     Monolithic Research Center announced today that their scientists, working in conjunction with government researchers were able to develop a chicken entirely devoid of bones. Dr. Elliot Richardson, chief scientist was quoted as saying, “We are on the cusp of a revolution in the production of food. What we have done is nothing short of miraculous.”

     In a press conference held at the entrance to the facility Dr. Richardson discussed the breakthrough in detail. He stated that Leghorn DNA was modified to produce soft cartilage where only bone had grown before. After the press conference a reception was held in the main lobby where the press was invited to meet the scientists and technicians involved in the project.

     We interviewed Juan Eismann, an employee who was directly involved with the project. When asked his role he told us that he was responsible for the care and the feeding of the genetically modified birds. He remarked that it was not difficult though there were special considerations. When asked what they were, he stated: “Well, we kind of have to hold up the chicken’s head up to feed it as it just bends and the bird’s beak often misses the bowl.” He continued when pressed for more details: “We don’t have to chase them around and we don’t even need cages. ‘Cause they don’t go nowhere.”

     While we have yet to confirm Mr. Eismann’s remarks, we did discover an interesting fact; the new chickens weigh approximately four pounds more than the average of four pounds for a total average weight of eight pounds. Dr. Richardson has assured us that the benefits of size will be passed on to consumers. We expect these chickens to grace our supermarket freezers this fall.



     Israeli scientists have re-sequenced the DNA of Rhode Island Red hens to produce offspring with thirteen legs. We interviewed Dr. Yeshiva Yeshiva for more information to find out more about this exciting development.

     He told us that it was nothing less than a revolution in food. He told this reporter of the problems that were encountered during the years of development. “We had developed other chickens with three or four legs but these were disastrous. After several years we decided that we would try for a chicken with an even dozen”

     Dr. Yeshiva related to us that a dozen legged chicken was five years in development. He elaborated on the story. “Five years, that wasn’t so long, considering it took 8 years for the three legged bird. When we felt we were ready, we had not thought out everything. We blundered.”

     When asked to continue, he told us of how they had produced over two hundred birds.

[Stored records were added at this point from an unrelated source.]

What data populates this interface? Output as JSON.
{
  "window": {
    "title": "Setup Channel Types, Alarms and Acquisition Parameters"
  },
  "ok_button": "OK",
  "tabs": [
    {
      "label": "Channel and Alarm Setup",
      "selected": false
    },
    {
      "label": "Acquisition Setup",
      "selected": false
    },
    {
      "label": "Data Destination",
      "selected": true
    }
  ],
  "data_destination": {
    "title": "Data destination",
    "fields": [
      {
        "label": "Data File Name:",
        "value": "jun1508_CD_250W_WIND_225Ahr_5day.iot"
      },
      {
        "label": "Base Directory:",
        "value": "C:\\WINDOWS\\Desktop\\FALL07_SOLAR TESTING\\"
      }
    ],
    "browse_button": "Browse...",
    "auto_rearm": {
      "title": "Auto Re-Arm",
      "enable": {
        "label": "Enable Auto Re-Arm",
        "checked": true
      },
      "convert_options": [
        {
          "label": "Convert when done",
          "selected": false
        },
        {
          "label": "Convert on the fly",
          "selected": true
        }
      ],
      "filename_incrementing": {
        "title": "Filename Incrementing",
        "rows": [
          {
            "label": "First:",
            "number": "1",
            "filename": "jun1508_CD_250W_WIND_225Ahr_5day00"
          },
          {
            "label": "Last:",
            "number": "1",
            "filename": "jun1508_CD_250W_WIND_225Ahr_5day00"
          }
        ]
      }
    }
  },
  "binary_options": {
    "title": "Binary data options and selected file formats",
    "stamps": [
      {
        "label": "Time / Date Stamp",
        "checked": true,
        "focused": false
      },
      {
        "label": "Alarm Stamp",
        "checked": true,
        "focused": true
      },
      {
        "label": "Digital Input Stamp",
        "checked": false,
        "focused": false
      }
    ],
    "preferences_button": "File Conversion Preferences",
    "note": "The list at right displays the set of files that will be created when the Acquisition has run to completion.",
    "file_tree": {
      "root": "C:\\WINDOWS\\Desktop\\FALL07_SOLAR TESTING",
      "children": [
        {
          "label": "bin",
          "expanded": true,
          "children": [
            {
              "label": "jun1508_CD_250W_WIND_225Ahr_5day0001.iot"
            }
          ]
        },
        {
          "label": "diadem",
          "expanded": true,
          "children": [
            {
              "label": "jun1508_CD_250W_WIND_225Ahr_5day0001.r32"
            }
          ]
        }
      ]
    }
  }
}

He further said that while having so many birds wasn’t itself regarded as an error, they missed something. “We didn’t understand how agile these birds were. Do you know how hard it is to chase down a normal chicken, let alone a twelve-legged one? Some are still in the countryside. We are hoping that they do not breed.”

     We asked Dr. Yeshiva what made the thirteen-leg chicken so special. He discussed the animal thus: “After discovering that the prototype twelve leg chickens were uncontrollable, we decided to go with the baker’s dozen, thinking an extra leg would disrupt the bird’s agility. We were right. In fact, though the chicken can run very fast, it runs in a circle, counter clockwise, as the thirteenth leg is on the right. This renders it dizzy and then the bird can be easily handled from that point. However, many birds are uncoordinated and often trip themselves up trying to get away.”

     This was interesting but we needed to find the real reason for creating this phenomenal bird and we pressed Dr. Yeshiva on this point. “Well, we want to prevent a thigh and drumstick shortage, you know.” see Israeli chickens on page 6